There are several scenarios in which aircraft experience emergencies.

Senior Airman Wesley Wagner, 56th CES electric power production technician, ties down the cable to barrier arresting kit 12 while setting it in service on the runway.

A fighter or training aircraft may experience an in-flight emergency or ground emergency due to mechanical failure or pilot physiological complications. Most common emergencies are brake failure, anti-skid and blown tires.

Power production Airmen work three shifts – morning, day and swing shifts. Swing shifters work until the last 56th Fighter Wing aircraft is on the ground. They also provide around-the-clock emergency standby power to more than 30 critical facilities across the base. They provide power capability in times of emergency to include adverse weather conditions. In fact, generators are ready to start within seconds of a commercial power outage.

“Emergency standby power is accomplished through vigorous recurring work program maintenance and testing of the generators and automatic electrical transfer switches,” Osborne said. “All of our RWP is scheduled in accordance with our governing Air Force instructions.”

In total, power production members spend three to four weeks at silver flag contingency training, as well as a trouble shooting class in order to be qualified on the arresting system and generators.

Senior Airman Michael Pauley, 56th CES electric power production technician, holds a tachometer during synchronization on a barrier arresting kit on the Luke Air Force Base flightline.

After three to four weeks of silver flag contingency training and a troubleshooting class held at Sheppard Air Force Base, Texas, all electrical power production members are qualified on both the arresting system and generators.

Thorne said it’s not hard to see how he and his teammates fit into the mission here.

“Not only are we saving lives and equipment with the arresting system, but also ensuring the continued efforts of others to save lives,” said Thorne.




All of this week's top headlines to your email every Friday.


 
 

 

News Briefs February 27, 2015

MDG appointment line upgrade Patients calling the 56th Medical Group at 623-856-2273 Wednesday afternoon to schedule an appointment may reach a busy signal and may have to call back if all booking agents are on the line with other callers. The queue function allowing patients to wait on hold for the next available booking agent...
 
 

Always improving …

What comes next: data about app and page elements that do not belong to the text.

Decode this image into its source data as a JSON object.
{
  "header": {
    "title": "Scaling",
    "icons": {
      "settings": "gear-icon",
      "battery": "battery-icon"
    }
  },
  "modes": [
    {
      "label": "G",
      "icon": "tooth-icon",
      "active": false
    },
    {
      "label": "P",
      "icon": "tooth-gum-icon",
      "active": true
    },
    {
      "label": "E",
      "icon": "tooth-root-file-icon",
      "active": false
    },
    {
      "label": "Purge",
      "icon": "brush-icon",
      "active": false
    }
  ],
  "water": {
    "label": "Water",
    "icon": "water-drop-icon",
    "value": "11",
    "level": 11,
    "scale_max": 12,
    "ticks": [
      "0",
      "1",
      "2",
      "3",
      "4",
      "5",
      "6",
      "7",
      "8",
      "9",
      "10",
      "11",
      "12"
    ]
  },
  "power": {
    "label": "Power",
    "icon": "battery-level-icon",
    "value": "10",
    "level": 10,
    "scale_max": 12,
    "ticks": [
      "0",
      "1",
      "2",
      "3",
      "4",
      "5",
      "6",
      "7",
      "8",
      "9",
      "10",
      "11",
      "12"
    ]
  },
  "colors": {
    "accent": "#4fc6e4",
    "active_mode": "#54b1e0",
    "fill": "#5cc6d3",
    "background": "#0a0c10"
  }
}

Staff Sgt. Staci Miller Staff Sgt. Andrea Caldwell, 56th Component Maintenance Squadron avionics production supervisor, performs an acceptance inspection on an enhanced upgraded programmable display generator Feb. 12. The EUPDG allows the pilot to program up to twelve displays.
 
 

Pay dates increase for civilians in 2015

JOINT BASE SAN ANTONIO-RANDOLPH, Texas — Civilian employees will have 27 pay dates in 2015 compared to the usual 26, so some employees might need to adjust their Thrift Savings Plan contribution elections to receive the maximum agency matching contributions for 2015. The Internal Revenue Code imposes a limit each year on the amount that...
 

 
DT_MAIN-PHOTO-150126-F-VN822-025

RMO Stakeholders keep eye on sky Pt. 2

Susan Gladstein Christian Black, 56th Range Management Office geographer, replaces the antenna on the Bender Springs weather station at the Barry M. Goldwater Range East. The new multidirectional antenna allows for a 360-degree...
 
 
18_150211-F-NQ441-87V

Full service wash …

Tech. Sgt. William Rotroff, 61st Aircraft Maintenance Unit F-35 dedicated crew chief, rinses an F-35 Lightning II joint strike fighter after it gets a scrubbing Feb. 11 at the Luke Air Force Base wash rack. Crew chiefs are trai...
 
 
Senior Airman Devante Williams

Luke’s best shine

Senior Airman Devante Williams Misty Hyman, Olympic Gold Medalist, receives a standing ovation during her speech Feb. 13 at the 56th fighter Wing Annual Awards Banquet at the Wigwam. Hyman talked about the obstacles she faced d...
 




0 Comments


Be the first to comment!


Leave a Reply

Your email address will not be published. Required fields are marked *

You may use these HTML tags and attributes: <a href="" title=""> <abbr title=""> <acronym title=""> <b> <blockquote cite=""> <cite> <code> <del datetime=""> <em> <i> <q cite=""> <strike> <strong>


Directory powered by Business Directory Plugin